**Problem to work on**
Repeat every entry exactly. Leave nothing out.

**Data in this exercise**
┌──

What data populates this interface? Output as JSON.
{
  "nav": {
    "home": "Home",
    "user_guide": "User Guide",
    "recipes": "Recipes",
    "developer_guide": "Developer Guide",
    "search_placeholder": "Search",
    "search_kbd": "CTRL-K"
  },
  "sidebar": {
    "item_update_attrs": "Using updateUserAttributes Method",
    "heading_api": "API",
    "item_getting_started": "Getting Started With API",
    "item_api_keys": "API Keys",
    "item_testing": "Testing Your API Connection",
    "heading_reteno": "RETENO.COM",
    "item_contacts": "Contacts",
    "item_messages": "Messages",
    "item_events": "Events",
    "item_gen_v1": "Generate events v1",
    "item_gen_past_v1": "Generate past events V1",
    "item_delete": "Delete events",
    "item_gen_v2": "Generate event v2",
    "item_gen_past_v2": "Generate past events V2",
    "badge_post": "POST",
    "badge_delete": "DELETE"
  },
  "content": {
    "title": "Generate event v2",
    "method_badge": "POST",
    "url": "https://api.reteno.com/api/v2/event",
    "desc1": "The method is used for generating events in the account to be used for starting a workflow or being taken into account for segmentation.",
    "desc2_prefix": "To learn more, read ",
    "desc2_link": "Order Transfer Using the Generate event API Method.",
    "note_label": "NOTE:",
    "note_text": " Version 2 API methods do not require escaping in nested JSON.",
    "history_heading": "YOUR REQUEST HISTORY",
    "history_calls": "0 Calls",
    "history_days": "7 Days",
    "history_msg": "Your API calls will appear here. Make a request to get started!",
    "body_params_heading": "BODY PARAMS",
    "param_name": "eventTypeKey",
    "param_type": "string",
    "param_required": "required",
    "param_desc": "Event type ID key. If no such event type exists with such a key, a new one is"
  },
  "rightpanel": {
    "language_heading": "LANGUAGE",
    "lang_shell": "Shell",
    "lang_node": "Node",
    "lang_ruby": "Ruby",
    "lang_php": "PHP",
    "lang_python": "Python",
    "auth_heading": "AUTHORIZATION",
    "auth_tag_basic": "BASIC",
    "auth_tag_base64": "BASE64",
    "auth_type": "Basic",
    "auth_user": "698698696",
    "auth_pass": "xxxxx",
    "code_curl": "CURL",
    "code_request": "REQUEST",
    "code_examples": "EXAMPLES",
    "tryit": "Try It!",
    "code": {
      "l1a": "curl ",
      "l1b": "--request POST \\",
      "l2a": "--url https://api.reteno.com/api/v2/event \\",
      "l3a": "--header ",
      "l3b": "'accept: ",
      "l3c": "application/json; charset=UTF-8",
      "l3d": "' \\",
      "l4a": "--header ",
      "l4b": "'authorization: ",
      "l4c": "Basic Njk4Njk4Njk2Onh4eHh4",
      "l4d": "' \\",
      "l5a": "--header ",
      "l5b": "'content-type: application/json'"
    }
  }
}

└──

**Answer to this problem**
What data populates this interface? Output as JSON.
{
  "nav": {
    "home": "Home",
    "user_guide": "User Guide",
    "recipes": "Recipes",
    "developer_guide": "Developer Guide",
    "search_placeholder": "Search",
    "search_kbd": "CTRL-K"
  },
  "sidebar": {
    "item_update_attrs": "Using updateUserAttributes Method",
    "heading_api": "API",
    "item_getting_started": "Getting Started With API",
    "item_api_keys": "API Keys",
    "item_testing": "Testing Your API Connection",
    "heading_reteno": "RETENO.COM",
    "item_contacts": "Contacts",
    "item_messages": "Messages",
    "item_events": "Events",
    "item_gen_v1": "Generate events v1",
    "item_gen_past_v1": "Generate past events V1",
    "item_delete": "Delete events",
    "item_gen_v2": "Generate event v2",
    "item_gen_past_v2": "Generate past events V2",
    "badge_post": "POST",
    "badge_delete": "DELETE"
  },
  "content": {
    "title": "Generate event v2",
    "method_badge": "POST",
    "url": "https://api.reteno.com/api/v2/event",
    "desc1": "The method is used for generating events in the account to be used for starting a workflow or being taken into account for segmentation.",
    "desc2_prefix": "To learn more, read ",
    "desc2_link": "Order Transfer Using the Generate event API Method.",
    "note_label": "NOTE:",
    "note_text": " Version 2 API methods do not require escaping in nested JSON.",
    "history_heading": "YOUR REQUEST HISTORY",
    "history_calls": "0 Calls",
    "history_days": "7 Days",
    "history_msg": "Your API calls will appear here. Make a request to get started!",
    "body_params_heading": "BODY PARAMS",
    "param_name": "eventTypeKey",
    "param_type": "string",
    "param_required": "required",
    "param_desc": "Event type ID key. If no such event type exists with such a key, a new one is"
  },
  "rightpanel": {
    "language_heading": "LANGUAGE",
    "lang_shell": "Shell",
    "lang_node": "Node",
    "lang_ruby": "Ruby",
    "lang_php": "PHP",
    "lang_python": "Python",
    "auth_heading": "AUTHORIZATION",
    "auth_tag_basic": "BASIC",
    "auth_tag_base64": "BASE64",
    "auth_type": "Basic",
    "auth_user": "698698696",
    "auth_pass": "xxxxx",
    "code_curl": "CURL",
    "code_request": "REQUEST",
    "code_examples": "EXAMPLES",
    "tryit": "Try It!",
    "code": {
      "l1a": "curl ",
      "l1b": "--request POST \\",
      "l2a": "--url https://api.reteno.com/api/v2/event \\",
      "l3a": "--header ",
      "l3b": "'accept: ",
      "l3c": "application/json; charset=UTF-8",
      "l3d": "' \\",
      "l4a": "--header ",
      "l4b": "'authorization: ",
      "l4c": "Basic Njk4Njk4Njk2Onh4eHh4",
      "l4d": "' \\",
      "l5a": "--header ",
      "l5b": "'content-type: application/json'"
    }
  }
}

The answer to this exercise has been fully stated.